freedom. He underscores the drama with now luscious, now astringent
sounds that suck the listener into the drama unfolding onstage.
Director David Alden and his designers have given the singers a spare
but intense production. The main room of Kostelnicka's house, the
setting for Acts 2 and 3, is a claustrophobic triangle with a low
ceiling and a single large hanging light (like the stereotype of an
When the mob tries to get at Jenufa, Alden and his team provide a
dramatic gesture, carrying the ambiguous suggestion that the world is
crashing in on Jenufa and, yet, her claustrophobic existence is
The vocal star of the evening was Czech tenor Stefan Margita, in his
Houston debut. With clear, aching beauty, he first painted Laca as
young, impetuous, perhaps even a little dim-witted. Then, by
darkening his voice a little, he made Laca a more sober man chastened
by his cruelty to Jenufa and yet eager to begin a new life with her.
Soprano Patricia Racette sang radiantly as she moved through Jenufa's
rampaging emotions. In her great Act 2 outburst on discovering that
her baby is missing, then dead, she transformed herself from a
vocally alluring singer to a mesmerizing singing actress.
In her first performance as Kostelnicka, Malfitano gave another
dramatically riveting performance. Looking menacingly austere in
widow's black, she commanded the stage to the very end when she
shouted her guilt to save Jenufa's life.
Tenor Raymond Very, a graduate of the Houston Grand Opera Studio,
gave Steva a loutish bravura, from the moment he arrived on a
motorcycle to the finale when his new fiancee dumps him on learning
about the truth of Jenufa and his child.
Among others in the cast, Dale Travis brought a brusque sensibility
to the mill Foreman, who seems to be the only person who recognizes
what's motivating all these mad people. Judith Christin was burly and
no-nonsense as Grandmother Burykovka, who tries as best she can to
contain the familial mess.
Conductor Dennis Russell Davies and the Houston Grand Opera Orchestra
provided a first-class accompaniment -- lithe, propulsive and

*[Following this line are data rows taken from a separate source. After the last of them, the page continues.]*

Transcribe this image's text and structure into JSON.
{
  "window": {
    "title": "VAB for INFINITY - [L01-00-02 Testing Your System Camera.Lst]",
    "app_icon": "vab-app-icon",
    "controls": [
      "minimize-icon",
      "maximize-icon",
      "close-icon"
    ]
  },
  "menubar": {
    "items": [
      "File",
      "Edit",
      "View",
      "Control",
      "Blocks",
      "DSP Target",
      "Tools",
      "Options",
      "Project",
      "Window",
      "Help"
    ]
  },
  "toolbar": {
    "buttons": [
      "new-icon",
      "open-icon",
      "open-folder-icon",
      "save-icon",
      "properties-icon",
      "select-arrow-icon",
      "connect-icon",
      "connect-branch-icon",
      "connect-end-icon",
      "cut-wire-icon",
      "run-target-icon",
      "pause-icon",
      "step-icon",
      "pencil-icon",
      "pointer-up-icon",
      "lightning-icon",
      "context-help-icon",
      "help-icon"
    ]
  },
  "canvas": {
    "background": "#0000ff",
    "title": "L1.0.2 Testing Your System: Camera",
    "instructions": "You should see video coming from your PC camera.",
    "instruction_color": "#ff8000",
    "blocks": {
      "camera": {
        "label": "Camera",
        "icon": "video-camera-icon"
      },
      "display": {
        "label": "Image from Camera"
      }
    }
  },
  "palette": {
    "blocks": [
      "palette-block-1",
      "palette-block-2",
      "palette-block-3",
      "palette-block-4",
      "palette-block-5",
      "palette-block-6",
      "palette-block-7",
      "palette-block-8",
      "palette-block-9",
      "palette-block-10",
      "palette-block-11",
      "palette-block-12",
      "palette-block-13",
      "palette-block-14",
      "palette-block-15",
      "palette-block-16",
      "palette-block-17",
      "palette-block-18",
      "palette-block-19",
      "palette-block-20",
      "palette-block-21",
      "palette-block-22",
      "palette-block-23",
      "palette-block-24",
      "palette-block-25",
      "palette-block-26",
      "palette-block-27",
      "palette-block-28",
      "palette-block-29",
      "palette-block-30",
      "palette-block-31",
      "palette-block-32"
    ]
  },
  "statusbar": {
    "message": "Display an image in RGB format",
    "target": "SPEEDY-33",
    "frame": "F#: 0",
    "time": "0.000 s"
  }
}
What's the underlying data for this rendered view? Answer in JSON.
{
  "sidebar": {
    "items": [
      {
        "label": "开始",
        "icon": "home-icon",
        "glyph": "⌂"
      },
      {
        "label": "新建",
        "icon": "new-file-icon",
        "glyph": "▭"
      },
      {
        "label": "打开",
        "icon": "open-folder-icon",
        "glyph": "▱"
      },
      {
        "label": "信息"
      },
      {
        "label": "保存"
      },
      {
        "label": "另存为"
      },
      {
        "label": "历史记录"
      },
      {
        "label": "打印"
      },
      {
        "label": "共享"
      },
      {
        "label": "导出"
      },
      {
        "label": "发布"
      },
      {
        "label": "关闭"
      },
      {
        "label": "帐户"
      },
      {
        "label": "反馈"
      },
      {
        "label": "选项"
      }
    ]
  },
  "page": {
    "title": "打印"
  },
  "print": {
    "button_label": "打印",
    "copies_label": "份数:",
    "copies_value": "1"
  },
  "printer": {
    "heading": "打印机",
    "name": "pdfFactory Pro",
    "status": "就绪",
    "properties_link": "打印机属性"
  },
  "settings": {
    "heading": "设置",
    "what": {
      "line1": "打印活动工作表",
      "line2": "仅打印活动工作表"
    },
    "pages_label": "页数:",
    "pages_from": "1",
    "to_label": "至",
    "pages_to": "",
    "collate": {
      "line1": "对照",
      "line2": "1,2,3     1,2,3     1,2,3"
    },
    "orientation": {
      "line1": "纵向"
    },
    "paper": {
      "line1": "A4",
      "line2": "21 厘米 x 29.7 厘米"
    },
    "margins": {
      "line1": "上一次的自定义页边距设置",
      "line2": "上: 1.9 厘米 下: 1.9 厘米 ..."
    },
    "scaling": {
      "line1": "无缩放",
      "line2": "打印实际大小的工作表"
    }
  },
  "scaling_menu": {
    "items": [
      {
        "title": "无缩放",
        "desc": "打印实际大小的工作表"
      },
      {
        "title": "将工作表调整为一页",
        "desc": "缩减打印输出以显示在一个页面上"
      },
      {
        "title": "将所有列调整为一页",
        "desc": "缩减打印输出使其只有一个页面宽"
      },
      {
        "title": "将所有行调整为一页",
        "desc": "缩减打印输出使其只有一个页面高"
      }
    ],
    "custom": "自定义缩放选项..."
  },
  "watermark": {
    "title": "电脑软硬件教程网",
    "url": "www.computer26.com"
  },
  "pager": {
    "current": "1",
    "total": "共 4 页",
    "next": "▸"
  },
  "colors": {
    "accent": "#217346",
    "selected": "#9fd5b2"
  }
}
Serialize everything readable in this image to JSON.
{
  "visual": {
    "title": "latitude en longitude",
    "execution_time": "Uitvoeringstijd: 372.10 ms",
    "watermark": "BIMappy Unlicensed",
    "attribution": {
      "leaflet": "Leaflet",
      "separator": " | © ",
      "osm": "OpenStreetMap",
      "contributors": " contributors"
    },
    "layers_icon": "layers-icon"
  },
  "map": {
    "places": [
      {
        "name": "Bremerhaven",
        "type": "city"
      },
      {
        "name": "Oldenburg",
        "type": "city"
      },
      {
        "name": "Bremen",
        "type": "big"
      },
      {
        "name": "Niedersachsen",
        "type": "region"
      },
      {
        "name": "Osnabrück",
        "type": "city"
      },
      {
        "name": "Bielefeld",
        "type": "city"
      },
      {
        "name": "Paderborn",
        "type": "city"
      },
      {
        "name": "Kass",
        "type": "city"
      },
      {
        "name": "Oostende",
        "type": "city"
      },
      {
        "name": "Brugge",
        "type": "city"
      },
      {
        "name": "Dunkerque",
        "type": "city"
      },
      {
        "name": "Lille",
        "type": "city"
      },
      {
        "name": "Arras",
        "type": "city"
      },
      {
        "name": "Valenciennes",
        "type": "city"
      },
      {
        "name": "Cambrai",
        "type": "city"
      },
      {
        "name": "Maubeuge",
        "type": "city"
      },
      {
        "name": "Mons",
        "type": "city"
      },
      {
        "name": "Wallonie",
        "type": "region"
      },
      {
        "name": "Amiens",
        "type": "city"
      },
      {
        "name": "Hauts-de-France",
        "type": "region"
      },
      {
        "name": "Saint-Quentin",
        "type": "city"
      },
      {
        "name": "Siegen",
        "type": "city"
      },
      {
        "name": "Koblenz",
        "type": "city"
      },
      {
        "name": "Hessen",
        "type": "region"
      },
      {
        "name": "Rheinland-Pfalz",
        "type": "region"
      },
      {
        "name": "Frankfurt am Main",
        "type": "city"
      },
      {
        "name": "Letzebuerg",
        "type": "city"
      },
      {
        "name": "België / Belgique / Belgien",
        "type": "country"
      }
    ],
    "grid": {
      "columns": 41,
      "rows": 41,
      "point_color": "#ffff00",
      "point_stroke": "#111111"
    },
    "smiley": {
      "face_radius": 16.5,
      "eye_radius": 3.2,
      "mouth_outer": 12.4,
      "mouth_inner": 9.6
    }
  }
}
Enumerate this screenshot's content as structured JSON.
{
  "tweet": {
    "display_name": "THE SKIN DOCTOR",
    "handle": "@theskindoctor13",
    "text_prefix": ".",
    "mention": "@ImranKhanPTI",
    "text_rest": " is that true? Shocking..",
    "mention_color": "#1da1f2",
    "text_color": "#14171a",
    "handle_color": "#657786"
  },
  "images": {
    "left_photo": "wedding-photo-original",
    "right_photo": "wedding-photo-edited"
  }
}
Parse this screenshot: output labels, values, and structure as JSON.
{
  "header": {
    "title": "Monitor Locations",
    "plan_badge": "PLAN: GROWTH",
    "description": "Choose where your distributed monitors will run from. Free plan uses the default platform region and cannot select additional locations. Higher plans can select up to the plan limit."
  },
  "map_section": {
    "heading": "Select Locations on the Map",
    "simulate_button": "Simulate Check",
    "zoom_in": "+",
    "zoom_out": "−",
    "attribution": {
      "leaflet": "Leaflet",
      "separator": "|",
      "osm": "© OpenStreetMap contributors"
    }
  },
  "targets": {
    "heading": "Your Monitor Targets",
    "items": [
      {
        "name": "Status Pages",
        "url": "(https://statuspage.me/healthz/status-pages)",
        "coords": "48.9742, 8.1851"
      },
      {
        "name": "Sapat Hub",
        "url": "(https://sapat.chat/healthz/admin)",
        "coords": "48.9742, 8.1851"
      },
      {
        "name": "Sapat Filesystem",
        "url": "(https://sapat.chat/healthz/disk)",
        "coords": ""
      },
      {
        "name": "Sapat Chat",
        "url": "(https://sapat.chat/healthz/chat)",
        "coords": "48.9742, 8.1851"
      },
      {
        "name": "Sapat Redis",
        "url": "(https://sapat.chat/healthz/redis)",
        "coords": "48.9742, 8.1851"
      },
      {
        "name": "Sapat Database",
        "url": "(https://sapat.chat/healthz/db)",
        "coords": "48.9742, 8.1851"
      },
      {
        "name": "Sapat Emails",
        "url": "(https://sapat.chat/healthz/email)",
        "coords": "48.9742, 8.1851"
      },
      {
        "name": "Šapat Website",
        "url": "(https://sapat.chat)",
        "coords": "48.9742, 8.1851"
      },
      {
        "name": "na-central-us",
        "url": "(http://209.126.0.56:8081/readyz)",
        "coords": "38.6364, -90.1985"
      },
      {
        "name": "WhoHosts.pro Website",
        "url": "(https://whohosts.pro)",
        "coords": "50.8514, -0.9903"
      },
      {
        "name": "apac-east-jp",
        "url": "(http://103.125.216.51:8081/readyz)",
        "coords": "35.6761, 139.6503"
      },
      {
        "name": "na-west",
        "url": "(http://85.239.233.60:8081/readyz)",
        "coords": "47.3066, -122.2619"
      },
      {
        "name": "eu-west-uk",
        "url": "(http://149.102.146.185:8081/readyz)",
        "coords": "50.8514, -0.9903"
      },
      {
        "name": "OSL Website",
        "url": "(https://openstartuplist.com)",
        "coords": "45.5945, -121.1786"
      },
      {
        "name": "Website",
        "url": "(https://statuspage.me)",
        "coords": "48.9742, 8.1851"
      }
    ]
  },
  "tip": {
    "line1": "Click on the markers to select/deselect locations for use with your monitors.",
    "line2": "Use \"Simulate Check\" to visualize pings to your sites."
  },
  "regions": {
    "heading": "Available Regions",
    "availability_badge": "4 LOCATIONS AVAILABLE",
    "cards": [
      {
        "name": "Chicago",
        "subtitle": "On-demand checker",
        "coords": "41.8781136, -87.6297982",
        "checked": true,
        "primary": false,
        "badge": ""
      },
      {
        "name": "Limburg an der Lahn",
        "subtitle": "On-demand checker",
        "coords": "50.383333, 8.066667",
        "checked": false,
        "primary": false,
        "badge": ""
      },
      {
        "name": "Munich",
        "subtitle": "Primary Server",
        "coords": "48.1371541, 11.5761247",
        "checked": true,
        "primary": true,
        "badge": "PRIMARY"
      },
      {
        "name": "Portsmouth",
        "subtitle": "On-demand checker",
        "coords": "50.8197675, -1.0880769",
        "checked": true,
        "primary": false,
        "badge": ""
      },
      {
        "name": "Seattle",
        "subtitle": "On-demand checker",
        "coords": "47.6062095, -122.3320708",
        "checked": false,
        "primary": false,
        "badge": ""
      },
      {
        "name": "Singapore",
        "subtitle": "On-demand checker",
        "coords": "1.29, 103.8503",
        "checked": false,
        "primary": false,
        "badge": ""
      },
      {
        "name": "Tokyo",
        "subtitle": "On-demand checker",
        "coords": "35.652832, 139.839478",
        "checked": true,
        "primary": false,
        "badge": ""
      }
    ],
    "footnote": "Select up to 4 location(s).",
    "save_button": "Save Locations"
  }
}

Jenufa, staged by Houston Grand Opera
When: Saturday and Feb. 4 and 7
Where: Wortham Theater Center, 501 Texas
Tickets: $14-$154 at 713-228-6737